Problem to solve: Please look for the string "thumb" below and report every line in which it occurs.

[Source records — start]

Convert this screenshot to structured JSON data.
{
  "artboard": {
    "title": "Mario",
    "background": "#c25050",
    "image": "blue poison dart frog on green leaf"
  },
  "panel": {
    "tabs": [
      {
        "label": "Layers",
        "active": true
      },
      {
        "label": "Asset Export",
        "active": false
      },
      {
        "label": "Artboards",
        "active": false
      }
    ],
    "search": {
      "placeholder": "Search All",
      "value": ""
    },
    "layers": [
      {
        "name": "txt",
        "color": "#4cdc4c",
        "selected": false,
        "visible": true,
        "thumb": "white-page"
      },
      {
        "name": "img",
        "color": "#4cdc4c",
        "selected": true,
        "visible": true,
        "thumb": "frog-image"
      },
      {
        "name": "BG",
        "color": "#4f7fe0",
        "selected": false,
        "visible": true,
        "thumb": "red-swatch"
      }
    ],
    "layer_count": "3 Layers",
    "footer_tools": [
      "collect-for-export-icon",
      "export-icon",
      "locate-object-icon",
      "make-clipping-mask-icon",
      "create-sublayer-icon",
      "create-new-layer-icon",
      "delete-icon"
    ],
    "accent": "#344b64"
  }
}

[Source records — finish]

Answer space:
        "thumb": "white-page"
        "thumb": "frog-image"
        "thumb": "red-swatch"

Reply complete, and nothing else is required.